People often purchase poinsettias for Christmas. The red blooms, along with deep green leaves, seem perfect for the season. When it comes to Easter, people are more inclined to pots of tulips, hyacinths, daffodils or lilies.

            But my Christmas poinsettia is blooming better now than it did at Christmas time. Because of its perseverance and longevity, I am reluctant to relegate it to the ‘wrong season’ category. I feel it deserves to be honored for its faithfulness.

            That is not to say that I won’t also buy some Easter plants. I especially like purple hyacinths both because of their fragrance and that they can later be transplanted into my outdoor flower bed.

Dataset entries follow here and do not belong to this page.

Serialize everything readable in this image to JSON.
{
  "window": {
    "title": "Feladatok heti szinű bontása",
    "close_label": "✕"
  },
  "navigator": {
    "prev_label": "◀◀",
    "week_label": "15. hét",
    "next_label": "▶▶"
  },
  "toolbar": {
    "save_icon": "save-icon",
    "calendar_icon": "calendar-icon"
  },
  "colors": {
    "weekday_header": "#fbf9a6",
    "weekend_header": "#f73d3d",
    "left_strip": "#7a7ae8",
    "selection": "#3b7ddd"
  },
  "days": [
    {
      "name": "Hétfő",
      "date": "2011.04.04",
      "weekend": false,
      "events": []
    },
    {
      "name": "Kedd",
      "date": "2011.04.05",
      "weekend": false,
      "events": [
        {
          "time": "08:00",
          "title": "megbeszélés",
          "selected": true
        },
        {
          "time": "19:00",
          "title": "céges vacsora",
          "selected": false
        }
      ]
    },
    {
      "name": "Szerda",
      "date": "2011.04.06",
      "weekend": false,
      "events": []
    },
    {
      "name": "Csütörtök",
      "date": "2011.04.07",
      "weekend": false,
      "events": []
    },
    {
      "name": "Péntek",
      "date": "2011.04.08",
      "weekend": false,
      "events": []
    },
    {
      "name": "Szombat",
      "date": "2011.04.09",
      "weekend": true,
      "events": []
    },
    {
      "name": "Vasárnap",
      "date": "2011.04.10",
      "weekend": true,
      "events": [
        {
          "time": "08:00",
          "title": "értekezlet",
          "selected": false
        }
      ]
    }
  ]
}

            Sure, the red-green of the poinsettia may clash with the purple of the hyacinth, but I will overlook that. Both are beautiful and both are treasured by people like me who want to bring live plants inside.

            Theologically-speaking, it may also make sense to have both plants. We Christians celebrate both Jesus’ birth and his death and resurrection. But we don’t want to slice one wondrous mystery from the other. Both the incarnation and the redemption are part of who we are as disciples of the Lord. From his birth to his preaching of the Kingdom to his death on the cross to his resurrection and ascension – all of these together help us realize the power of God’s love for us.

The same God created both the poinsettia and the hyacinth. Rejoice in both.

“So whoever is in Christ is a new creation: the old things have passed away;

behold, new things have come” 

 2 Corinthians 5:17